- Soldiers and rescuers scrambled to evacuate hundreds of thousands of people out of the path of landslides and torrents of muddy water.
- About 2.2 times the amount of rain that falls in a normal July
- The rain in Japan comes on the heels of a storm system that caused severe flooding across southern China that killed 56 people
- Meteorologists warned of worse to come
At least 15 people are missing on Thursday (July 6) and 400,000 have been forced from their homes after huge floods swept away houses in southern Japan, tearing up roads as they surged through villages, government officials and media said.
Meteorologists warned of worse to come as soldiers and rescuers scrambled to evacuate hundreds of thousands of people out of the path of landslides and torrents of muddy water.
“We are seeing heavy rains unlike anything experienced before,” a Japan Meteorological Agency official told reporters.
“It is an abnormal situation with serious danger looming.”
The weather agency issued warnings for landslides and overflowing rivers over wide swathes of Kyushu, the southernmost of Japan’s four main islands.

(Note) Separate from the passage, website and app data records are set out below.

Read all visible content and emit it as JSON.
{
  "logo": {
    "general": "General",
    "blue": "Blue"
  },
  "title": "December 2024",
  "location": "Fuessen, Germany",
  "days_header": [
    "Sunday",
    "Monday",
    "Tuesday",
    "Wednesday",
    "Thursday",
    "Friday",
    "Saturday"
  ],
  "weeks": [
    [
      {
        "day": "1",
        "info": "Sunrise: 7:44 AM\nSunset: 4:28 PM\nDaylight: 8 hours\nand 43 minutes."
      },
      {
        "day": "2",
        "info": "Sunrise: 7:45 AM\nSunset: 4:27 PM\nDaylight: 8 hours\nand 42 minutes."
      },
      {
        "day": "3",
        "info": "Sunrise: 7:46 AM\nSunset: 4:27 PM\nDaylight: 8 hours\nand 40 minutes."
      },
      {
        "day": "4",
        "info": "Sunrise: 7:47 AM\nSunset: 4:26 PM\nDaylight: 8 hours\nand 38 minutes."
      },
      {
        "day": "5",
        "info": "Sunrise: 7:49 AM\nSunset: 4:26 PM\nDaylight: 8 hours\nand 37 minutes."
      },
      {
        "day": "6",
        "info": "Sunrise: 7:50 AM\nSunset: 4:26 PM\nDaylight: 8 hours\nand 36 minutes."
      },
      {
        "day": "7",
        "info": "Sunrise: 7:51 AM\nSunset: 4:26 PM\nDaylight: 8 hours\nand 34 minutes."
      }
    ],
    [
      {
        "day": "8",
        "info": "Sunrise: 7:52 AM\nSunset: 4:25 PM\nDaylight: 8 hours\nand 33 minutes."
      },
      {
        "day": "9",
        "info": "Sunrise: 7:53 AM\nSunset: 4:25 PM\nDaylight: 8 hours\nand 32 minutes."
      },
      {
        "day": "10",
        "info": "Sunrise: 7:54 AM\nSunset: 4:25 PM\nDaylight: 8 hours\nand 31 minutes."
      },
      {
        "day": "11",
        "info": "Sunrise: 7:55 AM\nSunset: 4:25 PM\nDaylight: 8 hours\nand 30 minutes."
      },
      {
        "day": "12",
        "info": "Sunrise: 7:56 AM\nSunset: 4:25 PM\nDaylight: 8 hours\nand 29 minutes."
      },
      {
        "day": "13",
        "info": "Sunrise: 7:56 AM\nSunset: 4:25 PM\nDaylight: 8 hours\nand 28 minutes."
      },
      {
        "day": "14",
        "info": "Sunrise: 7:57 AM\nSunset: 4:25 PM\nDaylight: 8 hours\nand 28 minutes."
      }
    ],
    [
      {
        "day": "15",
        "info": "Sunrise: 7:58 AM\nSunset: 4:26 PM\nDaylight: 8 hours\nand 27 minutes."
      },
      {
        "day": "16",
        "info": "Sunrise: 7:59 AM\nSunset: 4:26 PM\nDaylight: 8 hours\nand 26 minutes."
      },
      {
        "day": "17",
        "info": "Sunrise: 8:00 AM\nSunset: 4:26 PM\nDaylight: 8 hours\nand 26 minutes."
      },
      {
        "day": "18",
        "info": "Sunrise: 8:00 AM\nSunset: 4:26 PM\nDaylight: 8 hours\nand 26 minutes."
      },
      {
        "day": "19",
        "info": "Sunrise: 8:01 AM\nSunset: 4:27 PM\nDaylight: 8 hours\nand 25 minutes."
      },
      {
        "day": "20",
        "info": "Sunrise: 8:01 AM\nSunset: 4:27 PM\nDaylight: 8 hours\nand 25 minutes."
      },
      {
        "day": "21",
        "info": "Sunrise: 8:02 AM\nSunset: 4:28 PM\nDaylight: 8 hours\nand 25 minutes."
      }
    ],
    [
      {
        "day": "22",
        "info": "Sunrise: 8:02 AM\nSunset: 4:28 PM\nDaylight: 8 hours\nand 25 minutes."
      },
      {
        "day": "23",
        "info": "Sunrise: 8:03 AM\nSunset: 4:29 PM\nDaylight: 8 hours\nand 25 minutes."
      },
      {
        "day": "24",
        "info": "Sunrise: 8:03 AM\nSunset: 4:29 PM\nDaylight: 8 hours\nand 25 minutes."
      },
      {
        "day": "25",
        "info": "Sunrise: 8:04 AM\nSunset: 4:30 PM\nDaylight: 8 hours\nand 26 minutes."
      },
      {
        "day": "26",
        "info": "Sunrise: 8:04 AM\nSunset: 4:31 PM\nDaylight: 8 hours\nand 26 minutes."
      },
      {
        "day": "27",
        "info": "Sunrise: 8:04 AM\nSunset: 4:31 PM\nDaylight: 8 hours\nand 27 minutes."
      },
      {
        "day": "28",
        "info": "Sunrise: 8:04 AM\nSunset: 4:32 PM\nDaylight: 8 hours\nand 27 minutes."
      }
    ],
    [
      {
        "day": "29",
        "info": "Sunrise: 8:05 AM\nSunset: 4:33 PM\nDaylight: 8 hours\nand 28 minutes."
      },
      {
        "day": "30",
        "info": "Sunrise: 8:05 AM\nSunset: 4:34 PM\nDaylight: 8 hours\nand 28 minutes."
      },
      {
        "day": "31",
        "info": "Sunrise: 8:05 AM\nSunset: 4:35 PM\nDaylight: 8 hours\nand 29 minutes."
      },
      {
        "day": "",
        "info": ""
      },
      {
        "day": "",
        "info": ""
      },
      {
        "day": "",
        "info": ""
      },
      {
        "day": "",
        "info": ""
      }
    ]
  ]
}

Heavy rains will likely continue in the region through Friday, the agency said.
Parts of Fukuoka prefecture on the southwestern island of Kyushu were hit by 774 mm of rain in nine hours on Wednesday, about 2.2 times the amount of rain that falls in a normal July, NHK national television said.
Some 7,500 rescuers, including police, firefighters and soldiers from Japan’s Self Defence Forces, were mobilised to help with evacuations and search for the missing.
Forty helicopters were on standby until the weather improved.
“There are many reports of people whose safety cannot be confirmed, things like ‘a child was swept away by the river’ and ‘my house was swept away and I can’t get in touch with my parents’,” chief Cabinet secretary Yoshihide Suga told an emergency early morning news conference.
“We will keep in close contact with the disaster-hit areas and work with all our energy to save lives and ascertain the extent of the damage,” he said.
Fukuoka and Oita prefectures, both largely rural areas, were the worst-hit by the rain, which was caused by a low pressure area on the Pacific Ocean that fed warm, moist air into Japan’s seasonal rainy front.
Residents spent a worried night at evacuation centres set up at schools and government buildings on high ground amid reports of landslides and flooded roads.
“It wasn’t just the rain, there was thunder and lightning too.
I couldn’t see anything ahead of me,” one woman at an evacuation centre told NHK.
A schoolboy sitting with his family told NHK: “I haven’t heard from some of my friends, and I’m really worried.”
There were no immediate reports of major transportation problems, but television footage showed a railway line left broken and twisted by floodwaters.
The same area was pounded by heavy rain earlier this week from Tropical Storm Nanmadol, which has since passed out to sea.
The rain in Japan comes on the heels of a storm system that caused severe flooding across southern China that killed 56 people and cost almost US$4 billion (S$5.52 billion) in damage.